Cory Lum/Civil Beat

Hawaii, as a result of the above, could easily become the first “real world” showcase of a whole new transport era. It just needs to grasp the opportunity.

Doing so would put Hawaii at the intellectual property leading edge of the $1 trillion global car industry. It would give Hawaii a seat at the table of the information technology industry. Those are nice places to be. The future value annuity of this to the state economy would be incalculable.

Just as interesting is Hawaii’s energy system. For instance NextEra, once it takes over HECO, wants to ramp up utility scale renewable energy generation in Hawaii. This is desirable. Oahu’s dirtier energy generation capacity (largely based on imported oil) needs to be retired to meet future clean energy targets.

If NextEra invests in large-scale intermittent renewable energy generation, storage will be needed to manage asynchronous peaks and troughs of supply and demand on Oahu’s isolated grid. This storage problem can be solved using hydrogen as the “battery.”

Oahu has natural gas storage facilities at coastal Barbers Point. Oahu has a gas pipeline that parallels the HART route. Natural gas pipelines can carry hydrogen. Therefore, with Barbers Point as the aggregation, storage and distribution center, hydrogen can load-balance intermittent renewable electricity generation on Oahu.

The opportunities in Hawaii exist in an attractive bundle like nowhere else in the world. In other words, the future is Hawaii’s to lose.
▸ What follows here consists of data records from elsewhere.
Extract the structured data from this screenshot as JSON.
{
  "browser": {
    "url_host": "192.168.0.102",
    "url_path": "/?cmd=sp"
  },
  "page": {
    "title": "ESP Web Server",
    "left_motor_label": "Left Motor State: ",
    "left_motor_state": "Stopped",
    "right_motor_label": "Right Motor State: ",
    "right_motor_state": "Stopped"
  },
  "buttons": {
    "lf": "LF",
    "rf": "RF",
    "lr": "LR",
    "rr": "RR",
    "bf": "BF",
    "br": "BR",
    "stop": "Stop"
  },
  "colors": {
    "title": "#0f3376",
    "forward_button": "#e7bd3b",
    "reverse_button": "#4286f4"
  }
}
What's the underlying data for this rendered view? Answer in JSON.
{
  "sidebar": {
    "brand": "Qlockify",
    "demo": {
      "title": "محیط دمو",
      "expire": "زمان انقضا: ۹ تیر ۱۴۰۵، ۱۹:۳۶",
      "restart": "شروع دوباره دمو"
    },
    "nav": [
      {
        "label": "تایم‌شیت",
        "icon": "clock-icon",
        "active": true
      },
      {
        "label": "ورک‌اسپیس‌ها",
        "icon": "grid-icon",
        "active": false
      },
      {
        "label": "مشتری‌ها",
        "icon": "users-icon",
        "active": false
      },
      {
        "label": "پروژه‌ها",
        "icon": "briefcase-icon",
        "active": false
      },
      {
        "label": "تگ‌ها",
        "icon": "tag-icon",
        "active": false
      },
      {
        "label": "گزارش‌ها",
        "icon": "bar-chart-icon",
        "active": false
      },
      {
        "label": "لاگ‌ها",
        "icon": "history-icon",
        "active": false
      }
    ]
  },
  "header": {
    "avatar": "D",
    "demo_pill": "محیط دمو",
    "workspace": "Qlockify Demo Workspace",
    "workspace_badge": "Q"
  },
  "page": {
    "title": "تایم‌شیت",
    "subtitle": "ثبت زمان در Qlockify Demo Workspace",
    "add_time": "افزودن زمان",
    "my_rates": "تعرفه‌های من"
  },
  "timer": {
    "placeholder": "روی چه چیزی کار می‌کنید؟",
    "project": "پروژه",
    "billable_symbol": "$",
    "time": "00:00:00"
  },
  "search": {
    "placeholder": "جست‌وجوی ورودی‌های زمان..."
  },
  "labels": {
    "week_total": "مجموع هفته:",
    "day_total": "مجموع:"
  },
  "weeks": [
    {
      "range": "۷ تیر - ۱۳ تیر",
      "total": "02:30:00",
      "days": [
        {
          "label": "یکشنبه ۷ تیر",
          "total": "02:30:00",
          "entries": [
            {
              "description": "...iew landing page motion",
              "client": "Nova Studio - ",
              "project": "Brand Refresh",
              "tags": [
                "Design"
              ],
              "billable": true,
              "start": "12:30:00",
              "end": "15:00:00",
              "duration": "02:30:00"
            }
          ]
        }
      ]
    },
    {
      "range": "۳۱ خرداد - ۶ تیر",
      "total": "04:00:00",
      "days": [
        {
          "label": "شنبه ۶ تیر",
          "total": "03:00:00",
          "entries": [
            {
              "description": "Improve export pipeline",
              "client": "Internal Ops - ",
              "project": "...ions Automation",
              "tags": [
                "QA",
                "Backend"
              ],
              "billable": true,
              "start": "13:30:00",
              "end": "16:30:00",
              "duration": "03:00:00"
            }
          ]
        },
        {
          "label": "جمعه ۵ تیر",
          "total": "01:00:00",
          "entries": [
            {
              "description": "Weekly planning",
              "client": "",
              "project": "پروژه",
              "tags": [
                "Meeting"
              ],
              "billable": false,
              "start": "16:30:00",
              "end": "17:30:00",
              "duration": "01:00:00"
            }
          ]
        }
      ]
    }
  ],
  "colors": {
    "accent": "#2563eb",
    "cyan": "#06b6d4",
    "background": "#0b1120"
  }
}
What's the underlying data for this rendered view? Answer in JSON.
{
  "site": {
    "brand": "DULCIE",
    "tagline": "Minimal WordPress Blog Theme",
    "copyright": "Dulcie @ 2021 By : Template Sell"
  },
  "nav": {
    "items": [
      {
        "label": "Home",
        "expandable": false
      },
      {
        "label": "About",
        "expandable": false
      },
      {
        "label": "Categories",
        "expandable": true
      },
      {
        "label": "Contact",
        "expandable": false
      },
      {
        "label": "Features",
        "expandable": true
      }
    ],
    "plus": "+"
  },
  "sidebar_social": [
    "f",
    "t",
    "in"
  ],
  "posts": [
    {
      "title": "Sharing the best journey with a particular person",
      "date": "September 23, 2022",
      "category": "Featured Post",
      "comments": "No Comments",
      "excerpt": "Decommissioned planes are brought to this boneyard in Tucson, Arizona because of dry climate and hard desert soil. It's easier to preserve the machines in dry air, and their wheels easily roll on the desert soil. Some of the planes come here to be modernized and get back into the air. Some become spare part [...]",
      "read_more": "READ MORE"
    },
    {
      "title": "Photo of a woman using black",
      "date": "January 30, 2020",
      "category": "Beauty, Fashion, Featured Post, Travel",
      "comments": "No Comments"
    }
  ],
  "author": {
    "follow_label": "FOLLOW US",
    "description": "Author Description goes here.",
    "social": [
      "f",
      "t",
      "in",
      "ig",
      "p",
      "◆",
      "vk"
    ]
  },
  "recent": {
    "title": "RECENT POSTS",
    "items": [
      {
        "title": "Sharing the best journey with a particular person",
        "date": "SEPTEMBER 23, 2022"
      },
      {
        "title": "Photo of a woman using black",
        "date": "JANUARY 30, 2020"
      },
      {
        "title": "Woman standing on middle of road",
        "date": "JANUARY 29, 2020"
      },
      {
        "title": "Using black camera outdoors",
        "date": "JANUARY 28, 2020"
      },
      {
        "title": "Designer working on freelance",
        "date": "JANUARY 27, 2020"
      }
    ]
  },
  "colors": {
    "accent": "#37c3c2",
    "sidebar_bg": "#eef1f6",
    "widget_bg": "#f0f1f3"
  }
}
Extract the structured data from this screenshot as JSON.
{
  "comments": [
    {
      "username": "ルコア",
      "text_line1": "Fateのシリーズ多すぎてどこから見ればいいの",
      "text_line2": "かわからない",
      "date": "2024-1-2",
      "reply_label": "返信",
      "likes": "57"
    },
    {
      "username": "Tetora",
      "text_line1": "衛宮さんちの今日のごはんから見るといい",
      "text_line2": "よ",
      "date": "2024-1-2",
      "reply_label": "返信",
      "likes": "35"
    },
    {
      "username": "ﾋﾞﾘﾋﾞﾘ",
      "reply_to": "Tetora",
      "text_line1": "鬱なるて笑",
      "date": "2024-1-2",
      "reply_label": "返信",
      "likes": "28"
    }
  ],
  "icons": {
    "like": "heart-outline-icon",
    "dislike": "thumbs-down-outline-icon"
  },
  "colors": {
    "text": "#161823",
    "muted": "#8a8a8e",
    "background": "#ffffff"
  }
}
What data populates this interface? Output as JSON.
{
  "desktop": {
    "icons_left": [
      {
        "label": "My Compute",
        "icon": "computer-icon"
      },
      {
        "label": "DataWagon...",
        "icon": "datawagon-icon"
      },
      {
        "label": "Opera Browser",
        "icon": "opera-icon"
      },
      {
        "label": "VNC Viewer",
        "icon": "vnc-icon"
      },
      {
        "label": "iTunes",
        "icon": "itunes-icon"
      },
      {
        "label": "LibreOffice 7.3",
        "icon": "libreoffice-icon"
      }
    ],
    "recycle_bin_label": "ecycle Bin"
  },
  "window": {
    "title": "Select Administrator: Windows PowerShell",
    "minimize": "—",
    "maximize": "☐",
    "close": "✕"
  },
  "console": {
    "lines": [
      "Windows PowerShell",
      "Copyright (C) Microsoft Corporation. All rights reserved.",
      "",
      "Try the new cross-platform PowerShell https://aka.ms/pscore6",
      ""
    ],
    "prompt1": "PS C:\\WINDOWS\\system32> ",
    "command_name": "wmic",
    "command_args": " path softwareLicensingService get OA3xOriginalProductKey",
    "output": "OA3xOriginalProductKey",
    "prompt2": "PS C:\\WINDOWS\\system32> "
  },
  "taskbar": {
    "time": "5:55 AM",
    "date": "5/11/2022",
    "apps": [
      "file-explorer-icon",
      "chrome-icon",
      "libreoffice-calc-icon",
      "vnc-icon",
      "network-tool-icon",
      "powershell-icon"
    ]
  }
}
Barbers Point is also ideal for receiving surplus hydrogen generated from renewable energy on the neighbor islands. This surplus neighbor island hydrogen could be delivered to Barbers Point by traditional shipping container. This would be much cheaper than building an interisland underwater electricity grid.

Hydrogen not used in electricity generation on Oahu could be distributed as transport fuel for shared hydrogen-powered vehicles fueled at HART stations. These could be booked in transit by HART’s passengers using HART’s onboard Wi-Fi.

The U.S. military in Hawaii already is driving hydrogen-powered cars around Fort Shafter and Pearl Harbor Naval Base on Oahu. Both will be served by HART stops (Pearl Highlands and Pearl Harbor, respectively).

The Hawaii Hydrogen Initiative, meanwhile, envisages 21 hydrogen fueling stations on Oahu. One proposed station is at Fort Armstrong. That’s virtually across the street from HART’s planned Civic Center stop.

Given the above, the bits and pieces fit together so well it looks like subliminal intelligent design at work.

It gets better. Freed up marginal commercial parking space resulting from increased vehicle sharing can enable this space to be put to higher value use. Take Ala Moana: its vast and cavernous new car parks could become a hydrogen vehicle dispatch depot serving a transport catchment area stretching east to Diamand Head and as far as Hawaii Kai.

At West Loch and Waipahu, land now occupied by low-economic value car dealers could be redeveloped for new medium- and high-density residential development adjacent to convenient transport links. This would create new economic value for the state economy while easing housing cost pressure without worsening traffic.

This in turn will increase employment, investment and the state’s tax take. Result: a virtuous economic circle.

A renewably powered, hydrogen-battery state economy is the way to go if Hawaii’s really serious about a 2045 zero emission state economy. The opportunities in Hawaii exist in an attractive bundle like nowhere else in the world. In other words, the future is Hawaii’s to lose.

If it fails to take advantage of the low-hanging fruit now right before its eyes, the alternative for Hawaii is chronic, long-term HART disease.

This will be caused by an increasing stagnant economy burdened by sclerotic transport, high housing costs and brain drain.

Community Voices aims to encourage broad discussion on many topics of community interest. It’s kind of a cross between Letters to the Editor and op-eds. This is your space to talk about important issues or interesting people who are making a difference in our world. Columns generally run about 800 words (yes, they can be shorter or longer) and we need a photo of the author and a bio. We welcome video commentary and other multimedia formats. Send to news@civilbeat.com.

About the Author